The Witches is a 1990 comedy horror feature film based on the book of the same name by Norwegian-British author Roald Dahl (The Night Digger). It was directed by Nicolas Roeg (Don’t Look Now) and produced by Jim Henson Productions for Lorimar Film Entertainment and Warner Bros. The movie stars Anjelica Huston, Mai Zetterling and Rowan Atkinson.
The soundtrack score was provided by Stanley Myers (Paperhouse; Incubus; Schizo).
The Witches is about a young boy named Luke (Jasen Fisher) whose parents have died in a tragic accident, and whose grandmother (Mai Zetterling) takes him to a posh hotel in England, where a secret coven of witches is holding its annual convention. The Grand High Witch (Anjelica Huston, in a scene-stealing performance) has decreed that all children in England be turned into mice, and Luke and his pal Bruno (Charles Potter) are the first victims on the list…
As well as being the last film that Jim Henson personally worked on before his death, this was also the final theatrical film produced by Lorimar Productions and the last film made based on Dahl’s material before his death in 1990.
“I love Henson’s look and it works well with Dahl’s storytelling. The movie is surreal and terrifying (the witches transformation at the end is pretty horrific at points). The filmmakers also did a great job combining the animatronic mice with real mice. The Witches is a fun movie that kids and adults will enjoy.” JP Roscoe, Basement Rejects
“This mostly terrific Roald Dahl adaptation is down to the fact that left-leaning British master Nicholas Roeg, the man responsible for Don’t Look Now and The Man Who Fell To Earth, is very much in tune with the devilish cunning of this black hued novel. Hence, its one of the best, and most unnoticed, of recent kid-scaring (and therefore kid pleasing) movies.” Ian Nathan, Empire

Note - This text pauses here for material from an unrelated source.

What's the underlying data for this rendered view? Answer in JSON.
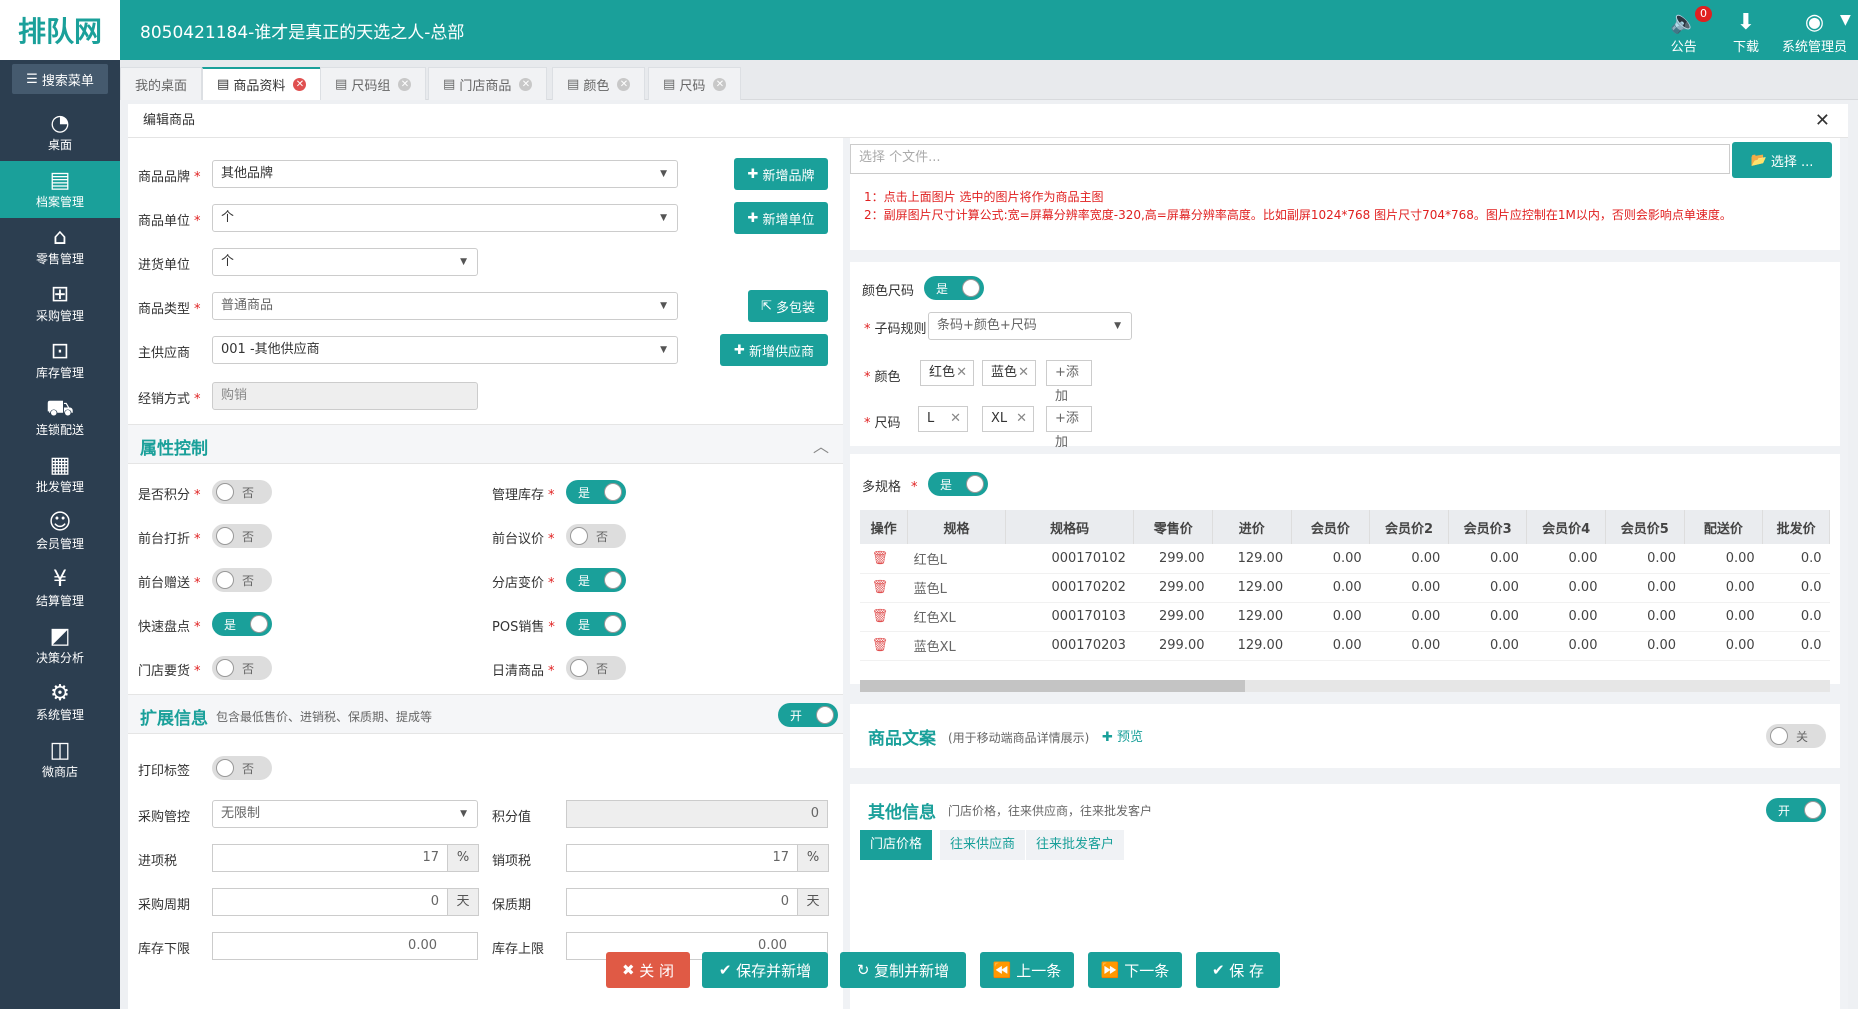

“The Witches is an intriguing movie, ambitious and inventive, and almost worth seeing just for Anjelica Huston’s obvious delight in playing a completely uncompromised villainess.” Roger Ebert, Chicago Sun-Times
“The Witches is a film that genuinely takes one aback with its gleeful malice, especially so when placed in comparison to the blandly G-rated inoffensiveness of other children’s films. Nicolas Roeg serves up some marvellously horrid images of decapitated fingers and witches malevolently pushing baby carriages from cliffs. There is a tour-de-force of makeup grotesquerie…” Richard Scheib, Moria

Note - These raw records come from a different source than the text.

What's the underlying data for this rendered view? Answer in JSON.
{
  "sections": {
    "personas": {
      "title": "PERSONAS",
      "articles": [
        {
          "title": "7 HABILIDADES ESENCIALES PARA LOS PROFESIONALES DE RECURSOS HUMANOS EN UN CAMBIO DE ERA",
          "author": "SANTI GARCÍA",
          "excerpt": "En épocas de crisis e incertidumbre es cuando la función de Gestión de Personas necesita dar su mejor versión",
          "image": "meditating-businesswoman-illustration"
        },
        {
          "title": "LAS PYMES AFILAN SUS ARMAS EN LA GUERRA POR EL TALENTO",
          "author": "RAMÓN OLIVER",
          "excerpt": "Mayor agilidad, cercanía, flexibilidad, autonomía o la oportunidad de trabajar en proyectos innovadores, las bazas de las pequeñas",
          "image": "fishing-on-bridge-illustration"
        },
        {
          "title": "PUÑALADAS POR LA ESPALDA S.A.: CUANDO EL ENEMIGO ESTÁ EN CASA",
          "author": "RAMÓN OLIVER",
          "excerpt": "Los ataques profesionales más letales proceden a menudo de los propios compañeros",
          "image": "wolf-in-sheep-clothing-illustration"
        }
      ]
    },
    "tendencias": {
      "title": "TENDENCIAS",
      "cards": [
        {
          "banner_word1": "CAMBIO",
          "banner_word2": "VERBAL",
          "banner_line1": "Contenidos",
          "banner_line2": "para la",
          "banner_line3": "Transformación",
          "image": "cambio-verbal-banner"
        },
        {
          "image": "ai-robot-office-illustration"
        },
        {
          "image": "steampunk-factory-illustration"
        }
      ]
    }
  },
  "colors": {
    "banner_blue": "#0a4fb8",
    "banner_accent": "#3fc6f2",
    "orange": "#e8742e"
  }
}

“The visual creations from Jim Henson Productions are great, the look of Eva when she removes her hair and mask is stunning but it is too scary for children. Yet the comedy of Luke spying on the witches, scampering through the kitchen as a mouse is the stuff which young children will enjoy. Throw in a whole 70s vibe and “The Witches” ends up being a mismatch and one which doesn’t work.” Andy Webb, The Movie Scene
” …the movie is often downright scary, which makes the experience feel surprisingly potent and engaging. There’s a real sense of poignancy and danger that accompanies the entire movie, and the whole thing is a tense, funny, grotesque and delightful way to spend ninety minutes.” Julien Houle, Pop Culture Thoughts
“The transformation scenes where the grand high witch takes off her human face and becomes her true self are beautifully executed. It really looks as though Anjelica Huston’s face is a mask. There are nearly no cuts in the scene, which makes it even more impressive. The Witches is a great family friendly horror film that delivers the scares without being too graphic.” Tyler Doupé, Wicked Horror
This is not a warning, people. September is halfway over and October looms with promises of black cats, bats, vampires, werewolves, trick or treating, and every other delight the Halloween season has to offer. It’s also time for scary stories and there’s no better way to foster an appreciation for things that go bump in […]